He has now taken to Facebook to appeal to the chief executive of Pen Underwriting, which underwrites insurance for Ageas, to change its mind and help the family.
In the appeal, he said: “You have left us in financial ruin. I hope that Pen can reconsider rather hiding behind the ombudsman. You have the ability to do that.”
The problem arose because Weldin mistakenly thought the two rooms in his attic would not be classified as bedrooms. The Ombudsman disagreed that that this was a fair reason to grant any payout.
The report from the ombudsman said: “Taking a common sense approach, I think most people would consider upstairs rooms within a house as bedrooms.

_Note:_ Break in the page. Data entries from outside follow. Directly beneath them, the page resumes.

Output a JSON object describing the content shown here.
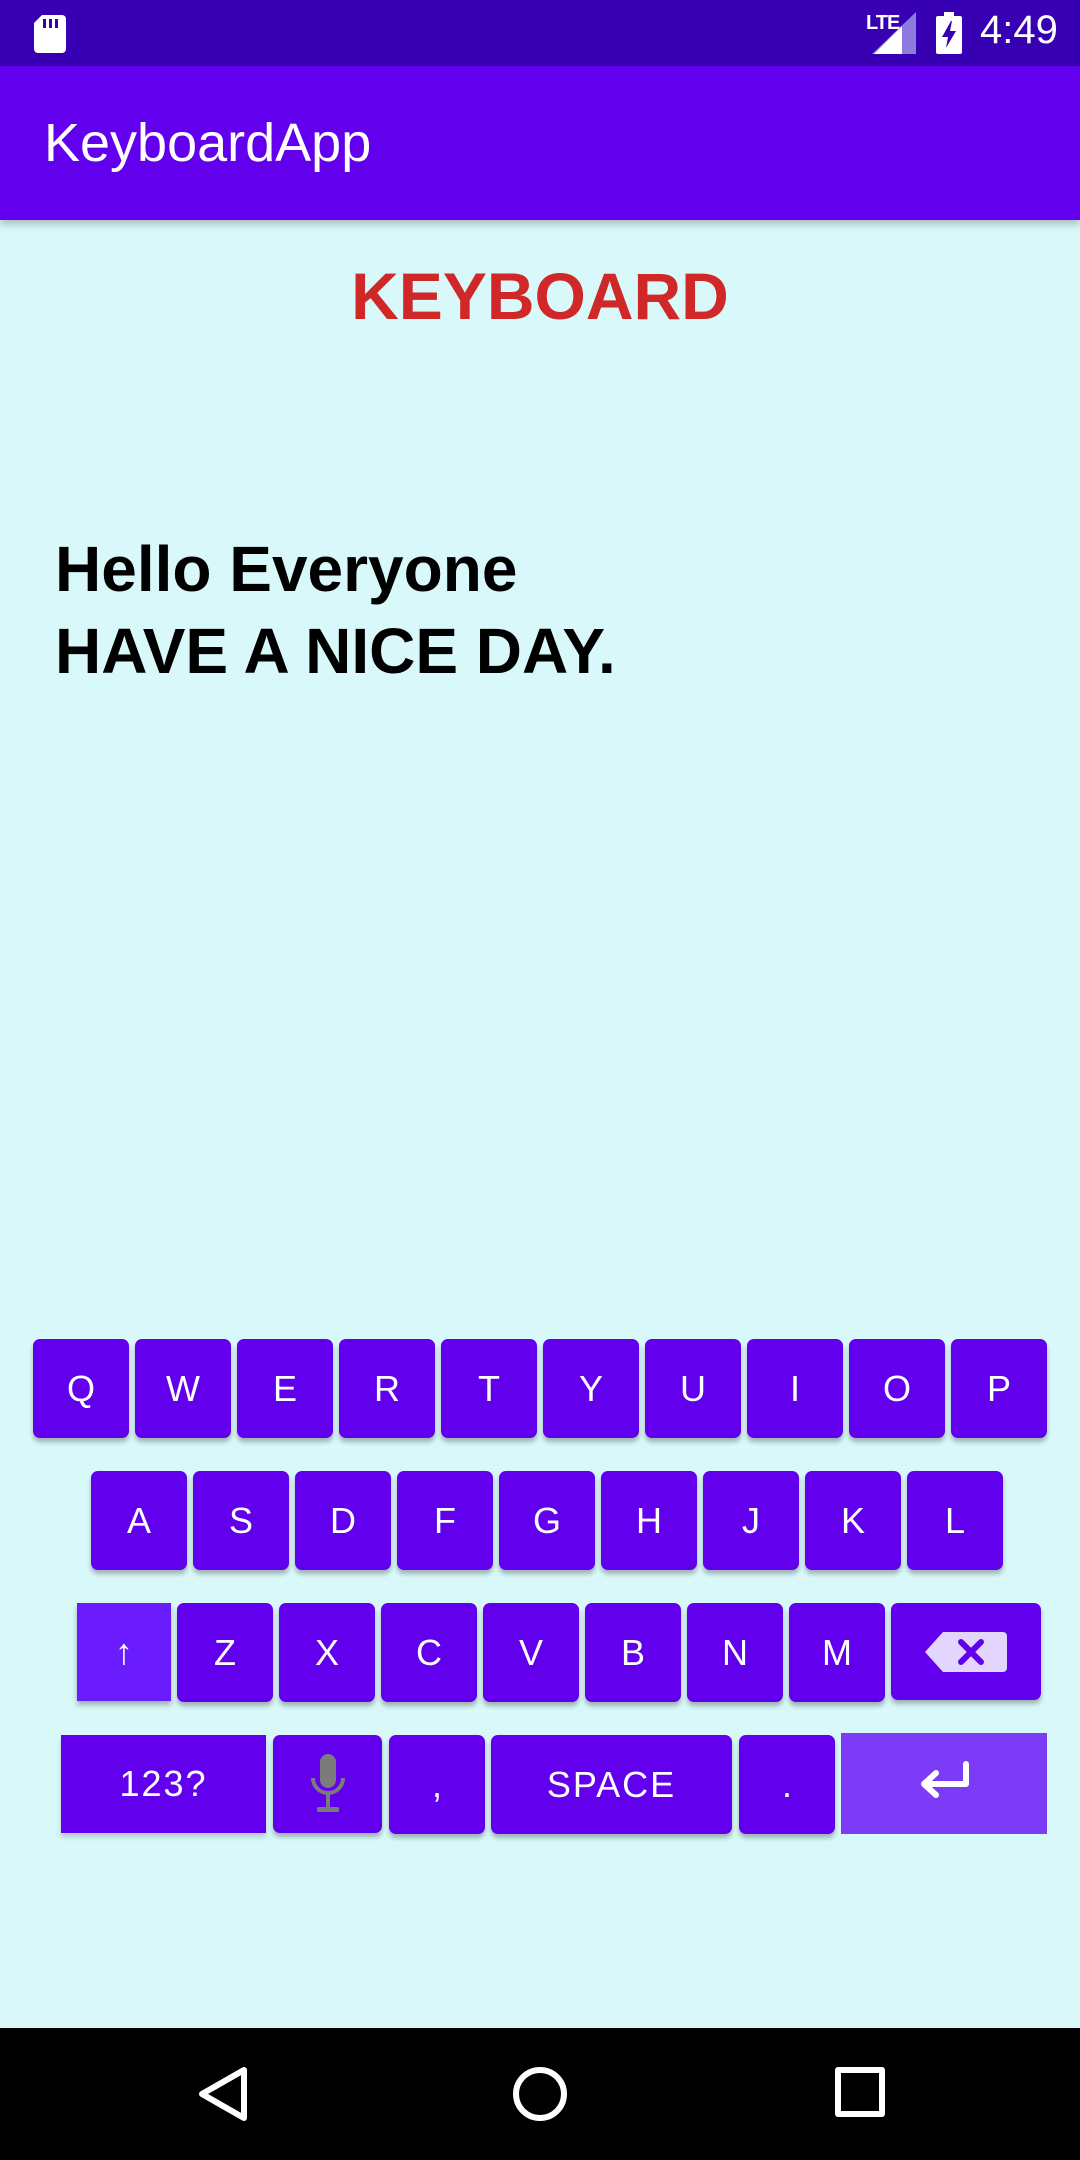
{
  "status_bar": {
    "network": "LTE",
    "time": "4:49"
  },
  "app_bar": {
    "title": "KeyboardApp"
  },
  "main": {
    "heading": "KEYBOARD",
    "lines": [
      "Hello Everyone",
      "HAVE A NICE DAY."
    ]
  },
  "keyboard": {
    "row1": [
      "Q",
      "W",
      "E",
      "R",
      "T",
      "Y",
      "U",
      "I",
      "O",
      "P"
    ],
    "row2": [
      "A",
      "S",
      "D",
      "F",
      "G",
      "H",
      "J",
      "K",
      "L"
    ],
    "row3": {
      "shift": "↑",
      "letters": [
        "Z",
        "X",
        "C",
        "V",
        "B",
        "N",
        "M"
      ]
    },
    "row4": {
      "mode": "123?",
      "comma": ",",
      "space": "SPACE",
      "period": "."
    }
  },
  "colors": {
    "status_bar": "#3700b3",
    "app_bar": "#6200ee",
    "background": "#d9f8f9",
    "heading": "#d02828",
    "key": "#6200ee",
    "enter_key": "#7c3bf6"
  },
  "icons": [
    "sd-card-icon",
    "signal-icon",
    "battery-charging-icon",
    "microphone-icon",
    "backspace-icon",
    "enter-icon",
    "back-icon",
    "home-icon",
    "recents-icon"
  ]
}
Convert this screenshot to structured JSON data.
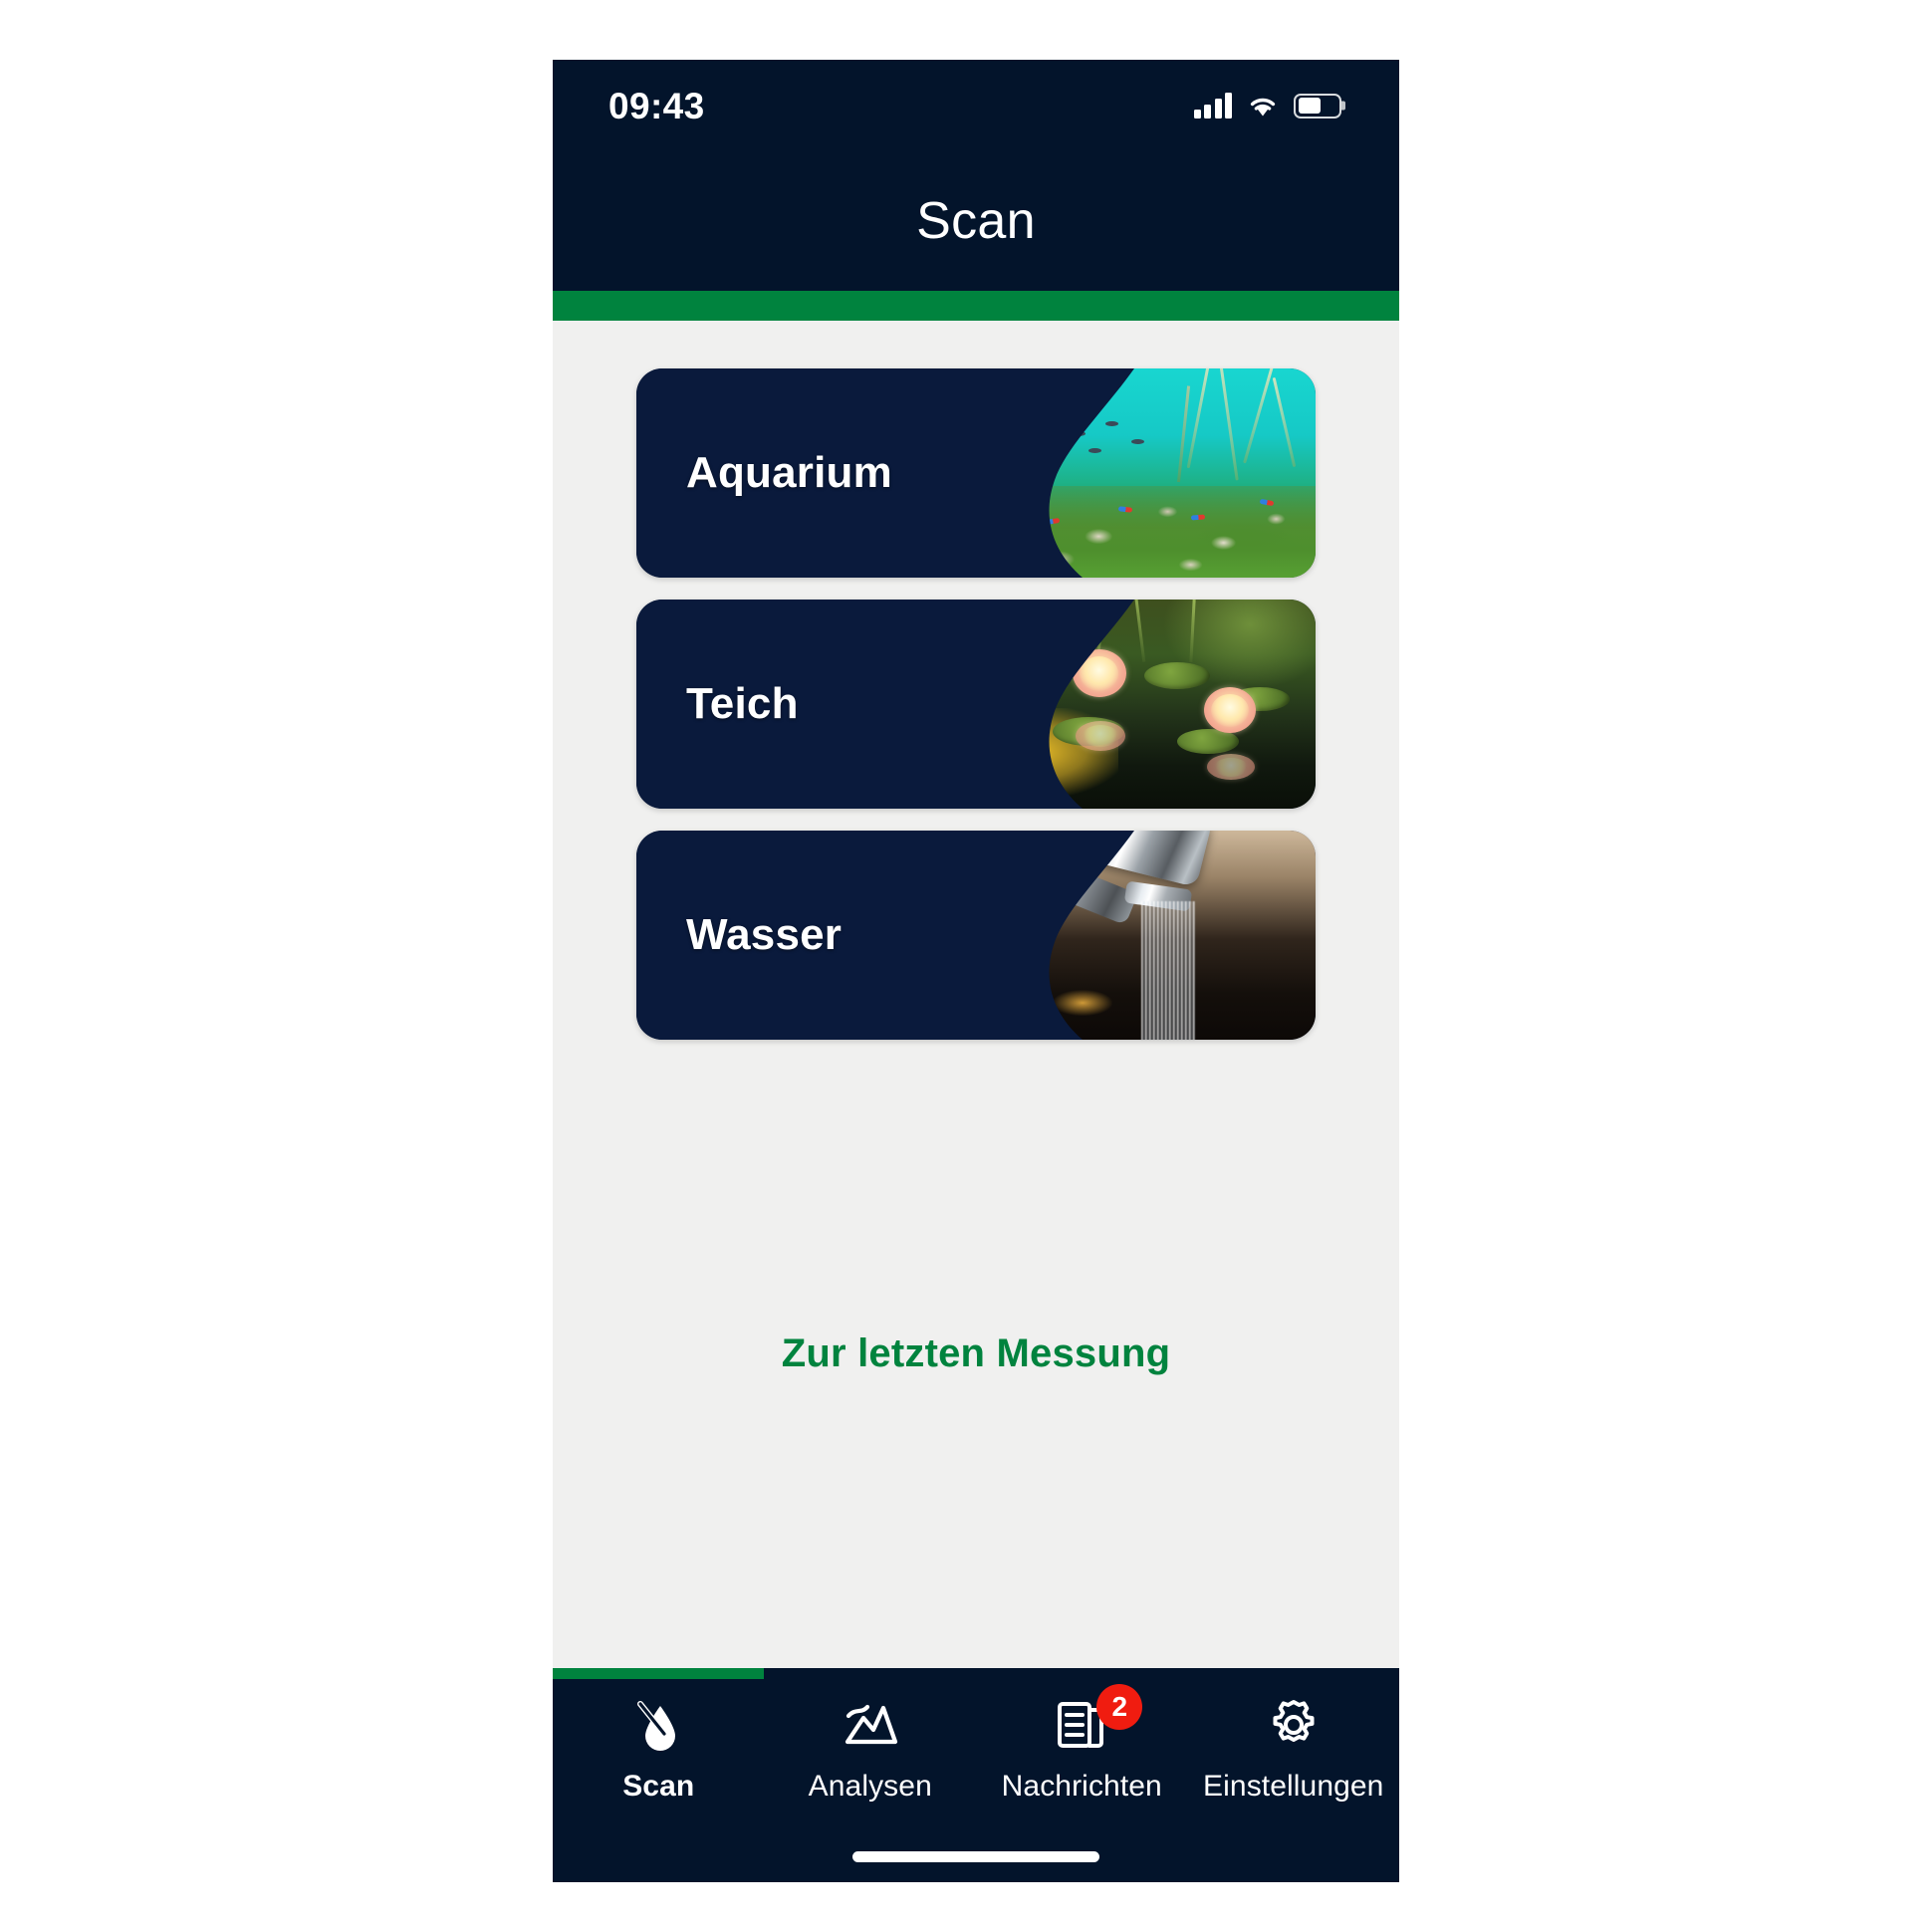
{
  "status_bar": {
    "time": "09:43",
    "signal_icon": "cellular-signal-icon",
    "wifi_icon": "wifi-icon",
    "battery_icon": "battery-icon",
    "battery_level_percent": 58
  },
  "header": {
    "title": "Scan",
    "background_color": "#03142b",
    "accent_color": "#00833e"
  },
  "cards": [
    {
      "label": "Aquarium",
      "image": "aquarium-photo",
      "name": "card-aquarium"
    },
    {
      "label": "Teich",
      "image": "pond-photo",
      "name": "card-teich"
    },
    {
      "label": "Wasser",
      "image": "faucet-photo",
      "name": "card-wasser"
    }
  ],
  "last_measurement_link": {
    "label": "Zur letzten Messung",
    "color": "#00833e"
  },
  "tabbar": {
    "background_color": "#03142b",
    "active_indicator_color": "#00833e",
    "items": [
      {
        "label": "Scan",
        "icon": "water-drop-scan-icon",
        "active": true,
        "badge": null
      },
      {
        "label": "Analysen",
        "icon": "chart-mountain-icon",
        "active": false,
        "badge": null
      },
      {
        "label": "Nachrichten",
        "icon": "newspaper-icon",
        "active": false,
        "badge": "2"
      },
      {
        "label": "Einstellungen",
        "icon": "gear-icon",
        "active": false,
        "badge": null
      }
    ],
    "badge_color": "#f01c10"
  },
  "page_background": "#f0f0ef",
  "card_background": "#0a1a3c"
}
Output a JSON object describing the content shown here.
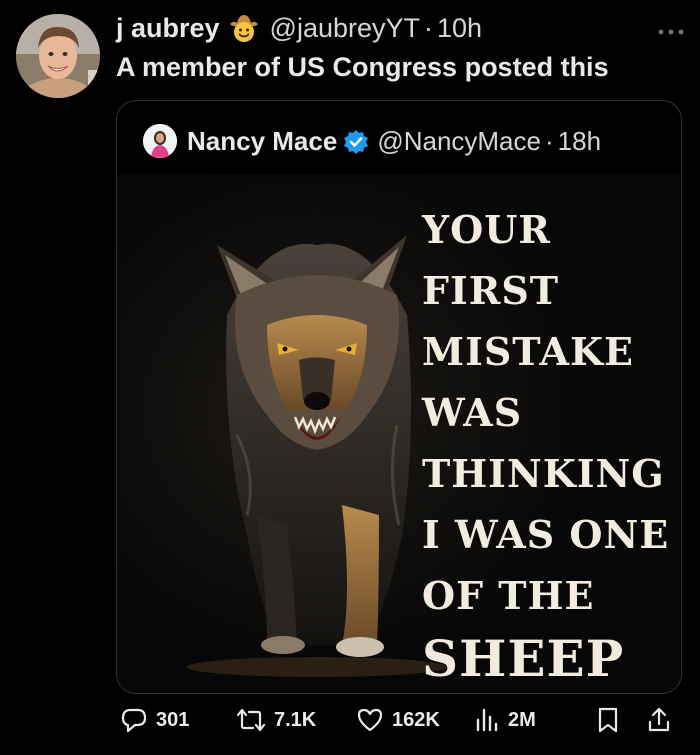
{
  "post": {
    "display_name": "j aubrey",
    "badge_icon": "cowboy-face-emoji-icon",
    "handle": "@jaubreyYT",
    "separator": "·",
    "time": "10h",
    "text": "A member of US Congress posted this",
    "more_icon": "more-dots-icon"
  },
  "quote": {
    "display_name": "Nancy Mace",
    "verified_icon": "verified-badge-icon",
    "handle": "@NancyMace",
    "separator": "·",
    "time": "18h",
    "image": {
      "description_icon": "wolf-image",
      "lines": [
        "YOUR",
        "FIRST",
        "MISTAKE",
        "WAS",
        "THINKING",
        "I WAS ONE",
        "OF THE"
      ],
      "last_line": "SHEEP"
    }
  },
  "actions": {
    "replies": "301",
    "reposts": "7.1K",
    "likes": "162K",
    "views": "2M"
  },
  "colors": {
    "background": "#000000",
    "text": "#e7e9ea",
    "border": "#2f3336",
    "verified": "#1d9bf0",
    "poster_text": "#f2ece0"
  }
}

“Provided there was enough space for a bed, the room was heated and had a window. I don’t think that whether a room has been signed off as a building regulation compliant bedroom is relevant.”
A spokesperson for Ageas added: “The Financial Ombudsman Service agreed that their home had seven bedrooms, rather than the five they said they had when they bought their policy.
“Because of this misrepresentation, we are cancelling the policy, rather than paying a proportion of the claim.”
A spokesman for Pen Underwriting said: “We are sorry to hear about the Weldin family’s situation.
“However, we believe we have acted fairly. The Pen Underwriting product available through the comparison website in question does not insure houses larger than those with five bedrooms, whether or not these rooms are intended to be used as bedrooms or for another purpose.
“As stated by the Financial Ombudsman Service, there were two separate opportunities on the comparison website form for Mr Weldin to declare the two attic spaces as either bedrooms or ‘other’ rooms, but these rooms were not declared at any point.
“Had we received the correct information at the time Mr Weldin took out this policy, we would not have offered an insurance policy.”